▶ Records shown
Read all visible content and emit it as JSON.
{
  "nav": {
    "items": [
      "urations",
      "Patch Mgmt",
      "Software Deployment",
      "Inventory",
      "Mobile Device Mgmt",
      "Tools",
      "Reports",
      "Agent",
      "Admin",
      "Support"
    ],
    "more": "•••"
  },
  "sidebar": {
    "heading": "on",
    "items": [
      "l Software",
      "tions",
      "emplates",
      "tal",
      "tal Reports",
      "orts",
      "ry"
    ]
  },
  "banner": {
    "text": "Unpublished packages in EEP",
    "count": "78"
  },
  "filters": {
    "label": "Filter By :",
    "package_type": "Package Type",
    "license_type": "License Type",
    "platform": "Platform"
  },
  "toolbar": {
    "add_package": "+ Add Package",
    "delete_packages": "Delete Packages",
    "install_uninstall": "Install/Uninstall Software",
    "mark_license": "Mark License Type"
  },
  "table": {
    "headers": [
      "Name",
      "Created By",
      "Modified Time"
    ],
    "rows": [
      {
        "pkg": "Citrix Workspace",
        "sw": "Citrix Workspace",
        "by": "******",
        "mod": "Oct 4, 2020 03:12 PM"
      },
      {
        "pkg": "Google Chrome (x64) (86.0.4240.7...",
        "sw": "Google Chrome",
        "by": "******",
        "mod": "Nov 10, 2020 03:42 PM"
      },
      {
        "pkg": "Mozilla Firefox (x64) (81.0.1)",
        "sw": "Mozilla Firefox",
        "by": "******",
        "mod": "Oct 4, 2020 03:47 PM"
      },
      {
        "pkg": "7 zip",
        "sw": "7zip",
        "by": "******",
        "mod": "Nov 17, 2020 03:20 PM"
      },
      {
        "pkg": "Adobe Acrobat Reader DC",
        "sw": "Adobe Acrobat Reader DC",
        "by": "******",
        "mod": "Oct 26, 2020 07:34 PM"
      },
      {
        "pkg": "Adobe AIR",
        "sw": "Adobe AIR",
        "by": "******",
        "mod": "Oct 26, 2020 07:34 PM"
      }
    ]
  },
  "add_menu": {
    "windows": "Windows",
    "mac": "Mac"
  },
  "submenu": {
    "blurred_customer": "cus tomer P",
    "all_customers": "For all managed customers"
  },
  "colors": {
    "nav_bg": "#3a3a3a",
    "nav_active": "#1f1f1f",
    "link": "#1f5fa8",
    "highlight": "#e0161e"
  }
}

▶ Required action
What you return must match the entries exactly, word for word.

▶ Response area
Read all visible content and emit it as JSON.
{
  "nav": {
    "items": [
      "urations",
      "Patch Mgmt",
      "Software Deployment",
      "Inventory",
      "Mobile Device Mgmt",
      "Tools",
      "Reports",
      "Agent",
      "Admin",
      "Support"
    ],
    "more": "•••"
  },
  "sidebar": {
    "heading": "on",
    "items": [
      "l Software",
      "tions",
      "emplates",
      "tal",
      "tal Reports",
      "orts",
      "ry"
    ]
  },
  "banner": {
    "text": "Unpublished packages in EEP",
    "count": "78"
  },
  "filters": {
    "label": "Filter By :",
    "package_type": "Package Type",
    "license_type": "License Type",
    "platform": "Platform"
  },
  "toolbar": {
    "add_package": "+ Add Package",
    "delete_packages": "Delete Packages",
    "install_uninstall": "Install/Uninstall Software",
    "mark_license": "Mark License Type"
  },
  "table": {
    "headers": [
      "Name",
      "Created By",
      "Modified Time"
    ],
    "rows": [
      {
        "pkg": "Citrix Workspace",
        "sw": "Citrix Workspace",
        "by": "******",
        "mod": "Oct 4, 2020 03:12 PM"
      },
      {
        "pkg": "Google Chrome (x64) (86.0.4240.7...",
        "sw": "Google Chrome",
        "by": "******",
        "mod": "Nov 10, 2020 03:42 PM"
      },
      {
        "pkg": "Mozilla Firefox (x64) (81.0.1)",
        "sw": "Mozilla Firefox",
        "by": "******",
        "mod": "Oct 4, 2020 03:47 PM"
      },
      {
        "pkg": "7 zip",
        "sw": "7zip",
        "by": "******",
        "mod": "Nov 17, 2020 03:20 PM"
      },
      {
        "pkg": "Adobe Acrobat Reader DC",
        "sw": "Adobe Acrobat Reader DC",
        "by": "******",
        "mod": "Oct 26, 2020 07:34 PM"
      },
      {
        "pkg": "Adobe AIR",
        "sw": "Adobe AIR",
        "by": "******",
        "mod": "Oct 26, 2020 07:34 PM"
      }
    ]
  },
  "add_menu": {
    "windows": "Windows",
    "mac": "Mac"
  },
  "submenu": {
    "blurred_customer": "cus tomer P",
    "all_customers": "For all managed customers"
  },
  "colors": {
    "nav_bg": "#3a3a3a",
    "nav_active": "#1f1f1f",
    "link": "#1f5fa8",
    "highlight": "#e0161e"
  }
}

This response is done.